• [Your assignment]: Please restate each entry below, word for word.

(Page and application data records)
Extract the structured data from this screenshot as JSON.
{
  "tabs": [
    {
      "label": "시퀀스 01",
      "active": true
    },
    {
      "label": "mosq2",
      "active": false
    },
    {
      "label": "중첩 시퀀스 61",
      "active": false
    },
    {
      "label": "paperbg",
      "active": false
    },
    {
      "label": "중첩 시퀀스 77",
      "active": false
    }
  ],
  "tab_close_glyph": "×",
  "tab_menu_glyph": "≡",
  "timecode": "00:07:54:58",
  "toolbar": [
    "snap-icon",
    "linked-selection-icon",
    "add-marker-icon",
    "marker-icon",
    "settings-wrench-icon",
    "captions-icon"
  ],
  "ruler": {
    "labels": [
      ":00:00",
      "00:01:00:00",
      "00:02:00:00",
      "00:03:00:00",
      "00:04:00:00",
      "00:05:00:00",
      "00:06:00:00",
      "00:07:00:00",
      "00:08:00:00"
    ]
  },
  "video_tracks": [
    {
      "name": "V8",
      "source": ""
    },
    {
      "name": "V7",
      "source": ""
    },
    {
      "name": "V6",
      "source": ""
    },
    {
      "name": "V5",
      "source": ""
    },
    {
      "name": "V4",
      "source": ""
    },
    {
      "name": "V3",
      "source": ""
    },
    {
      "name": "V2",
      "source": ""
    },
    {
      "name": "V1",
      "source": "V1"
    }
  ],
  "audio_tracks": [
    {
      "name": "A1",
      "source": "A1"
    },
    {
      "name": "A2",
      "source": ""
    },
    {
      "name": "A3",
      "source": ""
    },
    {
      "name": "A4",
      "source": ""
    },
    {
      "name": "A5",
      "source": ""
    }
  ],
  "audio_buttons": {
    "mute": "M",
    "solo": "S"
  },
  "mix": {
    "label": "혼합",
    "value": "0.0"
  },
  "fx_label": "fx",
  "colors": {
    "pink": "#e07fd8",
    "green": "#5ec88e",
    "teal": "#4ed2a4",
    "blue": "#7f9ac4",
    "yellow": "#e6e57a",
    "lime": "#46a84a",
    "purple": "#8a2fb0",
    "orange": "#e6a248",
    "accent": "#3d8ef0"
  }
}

• [Answer space]:
Extract the structured data from this screenshot as JSON.
{
  "tabs": [
    {
      "label": "시퀀스 01",
      "active": true
    },
    {
      "label": "mosq2",
      "active": false
    },
    {
      "label": "중첩 시퀀스 61",
      "active": false
    },
    {
      "label": "paperbg",
      "active": false
    },
    {
      "label": "중첩 시퀀스 77",
      "active": false
    }
  ],
  "tab_close_glyph": "×",
  "tab_menu_glyph": "≡",
  "timecode": "00:07:54:58",
  "toolbar": [
    "snap-icon",
    "linked-selection-icon",
    "add-marker-icon",
    "marker-icon",
    "settings-wrench-icon",
    "captions-icon"
  ],
  "ruler": {
    "labels": [
      ":00:00",
      "00:01:00:00",
      "00:02:00:00",
      "00:03:00:00",
      "00:04:00:00",
      "00:05:00:00",
      "00:06:00:00",
      "00:07:00:00",
      "00:08:00:00"
    ]
  },
  "video_tracks": [
    {
      "name": "V8",
      "source": ""
    },
    {
      "name": "V7",
      "source": ""
    },
    {
      "name": "V6",
      "source": ""
    },
    {
      "name": "V5",
      "source": ""
    },
    {
      "name": "V4",
      "source": ""
    },
    {
      "name": "V3",
      "source": ""
    },
    {
      "name": "V2",
      "source": ""
    },
    {
      "name": "V1",
      "source": "V1"
    }
  ],
  "audio_tracks": [
    {
      "name": "A1",
      "source": "A1"
    },
    {
      "name": "A2",
      "source": ""
    },
    {
      "name": "A3",
      "source": ""
    },
    {
      "name": "A4",
      "source": ""
    },
    {
      "name": "A5",
      "source": ""
    }
  ],
  "audio_buttons": {
    "mute": "M",
    "solo": "S"
  },
  "mix": {
    "label": "혼합",
    "value": "0.0"
  },
  "fx_label": "fx",
  "colors": {
    "pink": "#e07fd8",
    "green": "#5ec88e",
    "teal": "#4ed2a4",
    "blue": "#7f9ac4",
    "yellow": "#e6e57a",
    "lime": "#46a84a",
    "purple": "#8a2fb0",
    "orange": "#e6a248",
    "accent": "#3d8ef0"
  }
}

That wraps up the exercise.